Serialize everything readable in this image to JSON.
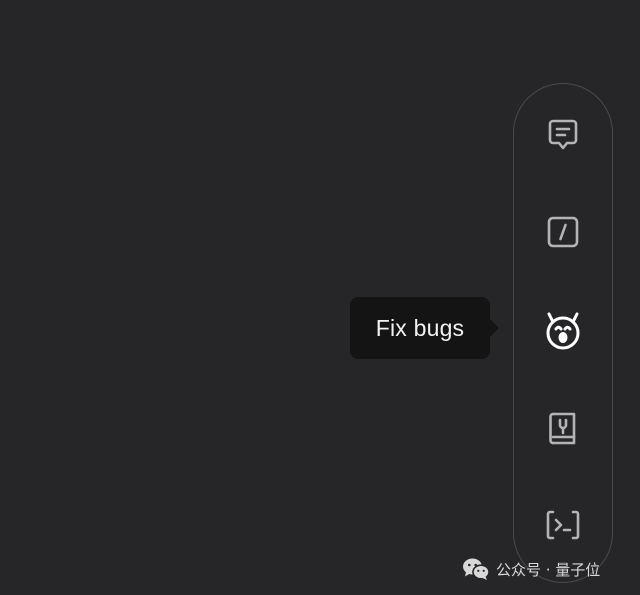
{
  "toolbar": {
    "items": [
      {
        "icon": "chat-bubble-icon"
      },
      {
        "icon": "slash-command-icon"
      },
      {
        "icon": "bug-icon",
        "active": true
      },
      {
        "icon": "book-icon"
      },
      {
        "icon": "terminal-icon"
      }
    ]
  },
  "tooltip": {
    "text": "Fix bugs"
  },
  "watermark": {
    "icon": "wechat-icon",
    "text": "公众号 · 量子位"
  },
  "colors": {
    "background": "#262628",
    "toolbar_border": "#4a4a4d",
    "icon_inactive": "#b4b4b6",
    "icon_active": "#ffffff",
    "tooltip_bg": "#141414",
    "tooltip_text": "#f2f2f2"
  }
}
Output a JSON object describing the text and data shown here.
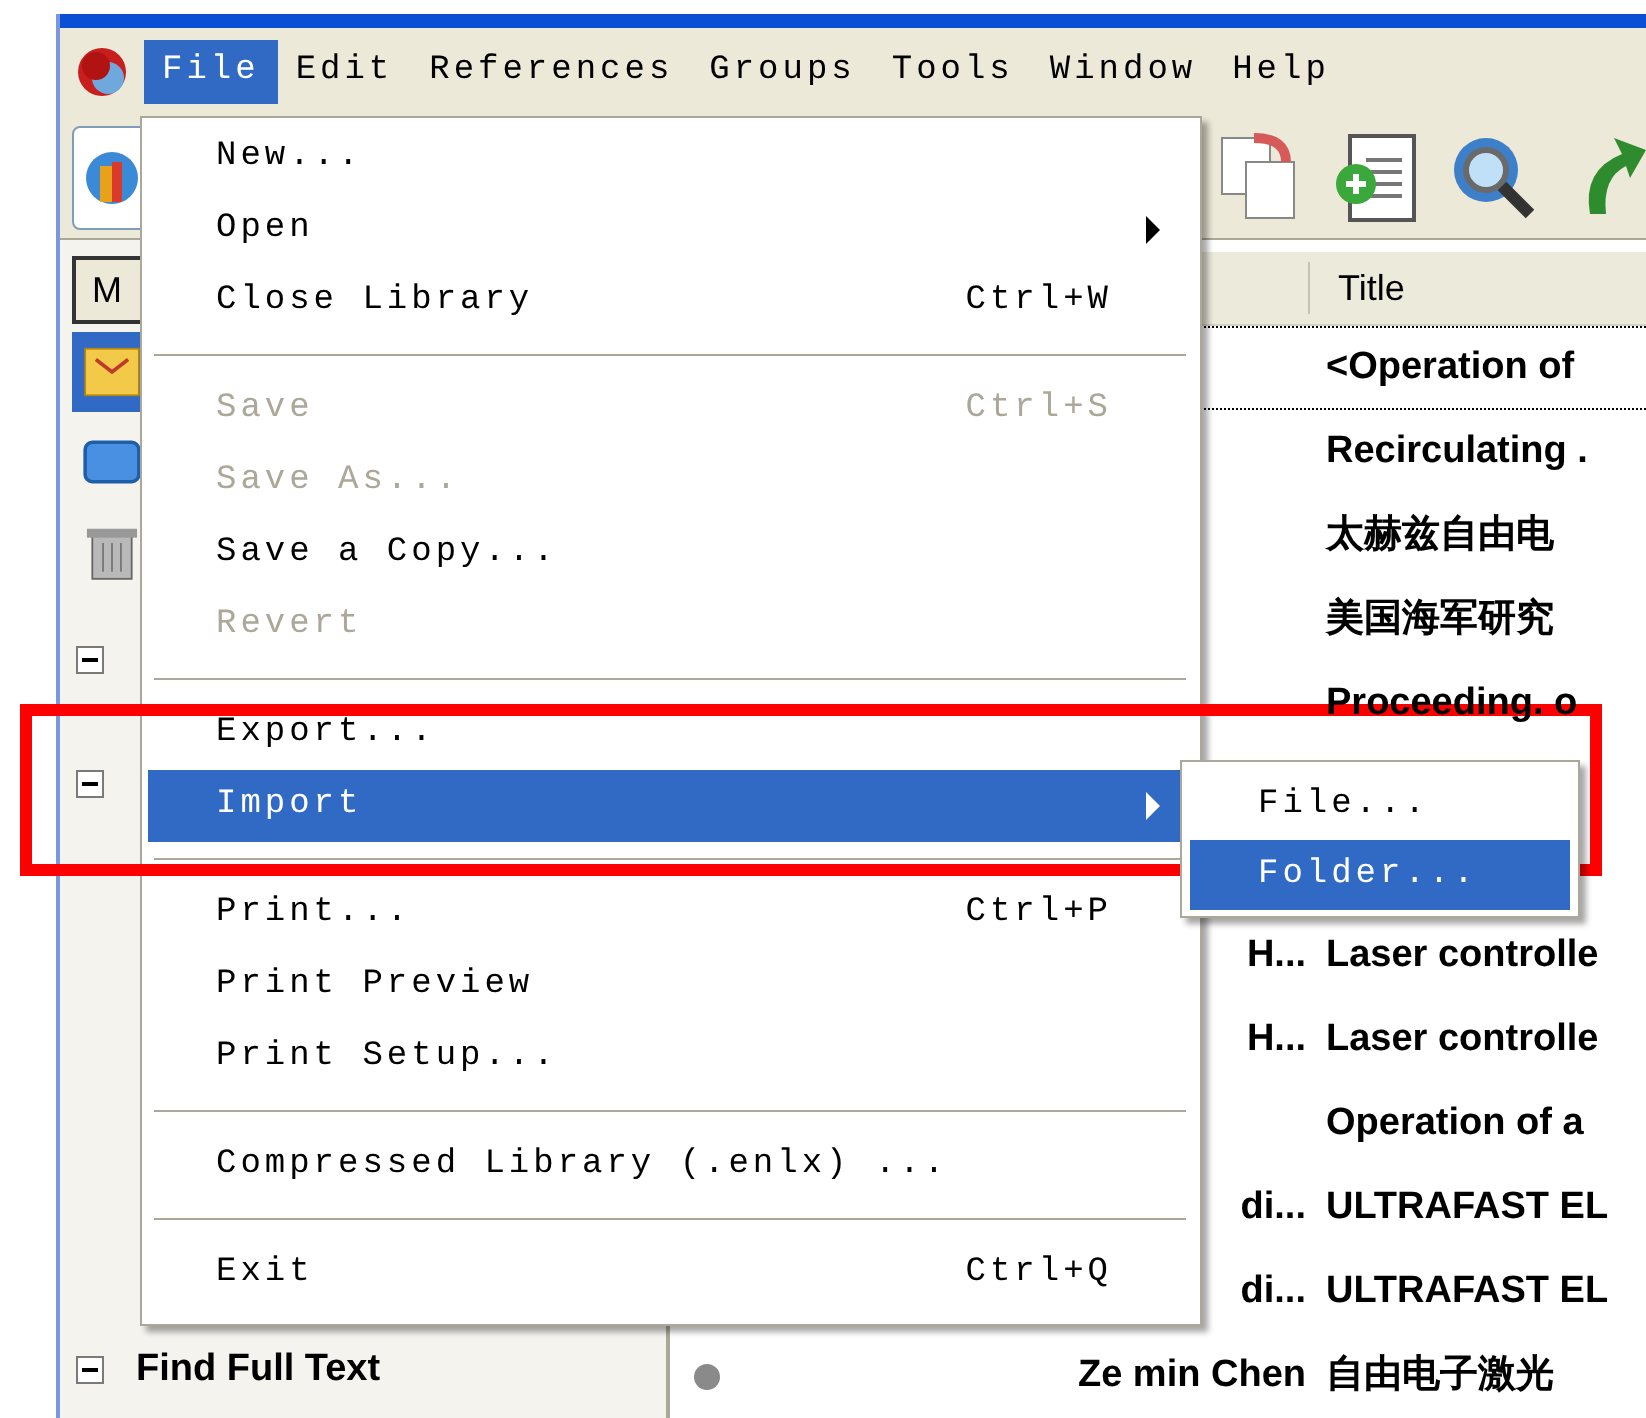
{
  "menubar": [
    {
      "label": "File",
      "selected": true
    },
    {
      "label": "Edit",
      "selected": false
    },
    {
      "label": "References",
      "selected": false
    },
    {
      "label": "Groups",
      "selected": false
    },
    {
      "label": "Tools",
      "selected": false
    },
    {
      "label": "Window",
      "selected": false
    },
    {
      "label": "Help",
      "selected": false
    }
  ],
  "sidebar": {
    "header_button": "M",
    "items": [
      {
        "kind": "folder",
        "selected": true
      },
      {
        "kind": "group",
        "selected": false
      },
      {
        "kind": "trash",
        "selected": false
      },
      {
        "kind": "collapse",
        "selected": false
      },
      {
        "kind": "collapse",
        "selected": false
      }
    ],
    "footer_group": {
      "label": "Find Full Text",
      "expanded": true
    }
  },
  "reference_list": {
    "columns": [
      "Title"
    ],
    "rows": [
      {
        "author": "",
        "title": "<Operation of",
        "dot": false
      },
      {
        "author": "",
        "title": "Recirculating .",
        "dot": false
      },
      {
        "author": "",
        "title": "太赫兹自由电",
        "dot": false
      },
      {
        "author": "",
        "title": "美国海军研究",
        "dot": false
      },
      {
        "author": "",
        "title": "Proceeding. o",
        "dot": false
      },
      {
        "author": "",
        "title": "",
        "dot": false
      },
      {
        "author": "",
        "title": "",
        "dot": false
      },
      {
        "author": "H...",
        "title": "Laser controlle",
        "dot": false
      },
      {
        "author": "H...",
        "title": "Laser controlle",
        "dot": false
      },
      {
        "author": "",
        "title": "Operation of a",
        "dot": false
      },
      {
        "author": "di...",
        "title": "ULTRAFAST EL",
        "dot": false
      },
      {
        "author": "di...",
        "title": "ULTRAFAST EL",
        "dot": false
      },
      {
        "author": "Ze min Chen",
        "title": "自由电子激光",
        "dot": true
      }
    ]
  },
  "file_menu": {
    "items": [
      {
        "kind": "item",
        "label": "New...",
        "disabled": false,
        "selected": false,
        "submenu": false
      },
      {
        "kind": "item",
        "label": "Open",
        "disabled": false,
        "selected": false,
        "submenu": true
      },
      {
        "kind": "item",
        "label": "Close Library",
        "shortcut": "Ctrl+W",
        "disabled": false,
        "selected": false,
        "submenu": false
      },
      {
        "kind": "separator"
      },
      {
        "kind": "item",
        "label": "Save",
        "shortcut": "Ctrl+S",
        "disabled": true,
        "selected": false,
        "submenu": false
      },
      {
        "kind": "item",
        "label": "Save As...",
        "disabled": true,
        "selected": false,
        "submenu": false
      },
      {
        "kind": "item",
        "label": "Save a Copy...",
        "disabled": false,
        "selected": false,
        "submenu": false
      },
      {
        "kind": "item",
        "label": "Revert",
        "disabled": true,
        "selected": false,
        "submenu": false
      },
      {
        "kind": "separator"
      },
      {
        "kind": "item",
        "label": "Export...",
        "disabled": false,
        "selected": false,
        "submenu": false
      },
      {
        "kind": "item",
        "label": "Import",
        "disabled": false,
        "selected": true,
        "submenu": true
      },
      {
        "kind": "separator"
      },
      {
        "kind": "item",
        "label": "Print...",
        "shortcut": "Ctrl+P",
        "disabled": false,
        "selected": false,
        "submenu": false
      },
      {
        "kind": "item",
        "label": "Print Preview",
        "disabled": false,
        "selected": false,
        "submenu": false
      },
      {
        "kind": "item",
        "label": "Print Setup...",
        "disabled": false,
        "selected": false,
        "submenu": false
      },
      {
        "kind": "separator"
      },
      {
        "kind": "item",
        "label": "Compressed Library (.enlx) ...",
        "disabled": false,
        "selected": false,
        "submenu": false
      },
      {
        "kind": "separator"
      },
      {
        "kind": "item",
        "label": "Exit",
        "shortcut": "Ctrl+Q",
        "disabled": false,
        "selected": false,
        "submenu": false
      }
    ]
  },
  "import_submenu": {
    "items": [
      {
        "label": "File...",
        "selected": false
      },
      {
        "label": "Folder...",
        "selected": true
      }
    ]
  }
}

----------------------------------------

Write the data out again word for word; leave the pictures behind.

Task result |
Serialize everything readable in this image to JSON.
{
  "toolbar": {
    "items": [
      {
        "icon": "chat-bubble-icon"
      },
      {
        "icon": "slash-command-icon"
      },
      {
        "icon": "bug-icon",
        "active": true
      },
      {
        "icon": "book-icon"
      },
      {
        "icon": "terminal-icon"
      }
    ]
  },
  "tooltip": {
    "text": "Fix bugs"
  },
  "watermark": {
    "icon": "wechat-icon",
    "text": "公众号 · 量子位"
  },
  "colors": {
    "background": "#262628",
    "toolbar_border": "#4a4a4d",
    "icon_inactive": "#b4b4b6",
    "icon_active": "#ffffff",
    "tooltip_bg": "#141414",
    "tooltip_text": "#f2f2f2"
  }
}
Output a JSON object describing the text and data shown here.
{
  "menubar": [
    {
      "label": "File",
      "selected": true
    },
    {
      "label": "Edit",
      "selected": false
    },
    {
      "label": "References",
      "selected": false
    },
    {
      "label": "Groups",
      "selected": false
    },
    {
      "label": "Tools",
      "selected": false
    },
    {
      "label": "Window",
      "selected": false
    },
    {
      "label": "Help",
      "selected": false
    }
  ],
  "sidebar": {
    "header_button": "M",
    "items": [
      {
        "kind": "folder",
        "selected": true
      },
      {
        "kind": "group",
        "selected": false
      },
      {
        "kind": "trash",
        "selected": false
      },
      {
        "kind": "collapse",
        "selected": false
      },
      {
        "kind": "collapse",
        "selected": false
      }
    ],
    "footer_group": {
      "label": "Find Full Text",
      "expanded": true
    }
  },
  "reference_list": {
    "columns": [
      "Title"
    ],
    "rows": [
      {
        "author": "",
        "title": "<Operation of",
        "dot": false
      },
      {
        "author": "",
        "title": "Recirculating .",
        "dot": false
      },
      {
        "author": "",
        "title": "太赫兹自由电",
        "dot": false
      },
      {
        "author": "",
        "title": "美国海军研究",
        "dot": false
      },
      {
        "author": "",
        "title": "Proceeding. o",
        "dot": false
      },
      {
        "author": "",
        "title": "",
        "dot": false
      },
      {
        "author": "",
        "title": "",
        "dot": false
      },
      {
        "author": "H...",
        "title": "Laser controlle",
        "dot": false
      },
      {
        "author": "H...",
        "title": "Laser controlle",
        "dot": false
      },
      {
        "author": "",
        "title": "Operation of a",
        "dot": false
      },
      {
        "author": "di...",
        "title": "ULTRAFAST EL",
        "dot": false
      },
      {
        "author": "di...",
        "title": "ULTRAFAST EL",
        "dot": false
      },
      {
        "author": "Ze min Chen",
        "title": "自由电子激光",
        "dot": true
      }
    ]
  },
  "file_menu": {
    "items": [
      {
        "kind": "item",
        "label": "New...",
        "disabled": false,
        "selected": false,
        "submenu": false
      },
      {
        "kind": "item",
        "label": "Open",
        "disabled": false,
        "selected": false,
        "submenu": true
      },
      {
        "kind": "item",
        "label": "Close Library",
        "shortcut": "Ctrl+W",
        "disabled": false,
        "selected": false,
        "submenu": false
      },
      {
        "kind": "separator"
      },
      {
        "kind": "item",
        "label": "Save",
        "shortcut": "Ctrl+S",
        "disabled": true,
        "selected": false,
        "submenu": false
      },
      {
        "kind": "item",
        "label": "Save As...",
        "disabled": true,
        "selected": false,
        "submenu": false
      },
      {
        "kind": "item",
        "label": "Save a Copy...",
        "disabled": false,
        "selected": false,
        "submenu": false
      },
      {
        "kind": "item",
        "label": "Revert",
        "disabled": true,
        "selected": false,
        "submenu": false
      },
      {
        "kind": "separator"
      },
      {
        "kind": "item",
        "label": "Export...",
        "disabled": false,
        "selected": false,
        "submenu": false
      },
      {
        "kind": "item",
        "label": "Import",
        "disabled": false,
        "selected": true,
        "submenu": true
      },
      {
        "kind": "separator"
      },
      {
        "kind": "item",
        "label": "Print...",
        "shortcut": "Ctrl+P",
        "disabled": false,
        "selected": false,
        "submenu": false
      },
      {
        "kind": "item",
        "label": "Print Preview",
        "disabled": false,
        "selected": false,
        "submenu": false
      },
      {
        "kind": "item",
        "label": "Print Setup...",
        "disabled": false,
        "selected": false,
        "submenu": false
      },
      {
        "kind": "separator"
      },
      {
        "kind": "item",
        "label": "Compressed Library (.enlx) ...",
        "disabled": false,
        "selected": false,
        "submenu": false
      },
      {
        "kind": "separator"
      },
      {
        "kind": "item",
        "label": "Exit",
        "shortcut": "Ctrl+Q",
        "disabled": false,
        "selected": false,
        "submenu": false
      }
    ]
  },
  "import_submenu": {
    "items": [
      {
        "label": "File...",
        "selected": false
      },
      {
        "label": "Folder...",
        "selected": true
      }
    ]
  }
}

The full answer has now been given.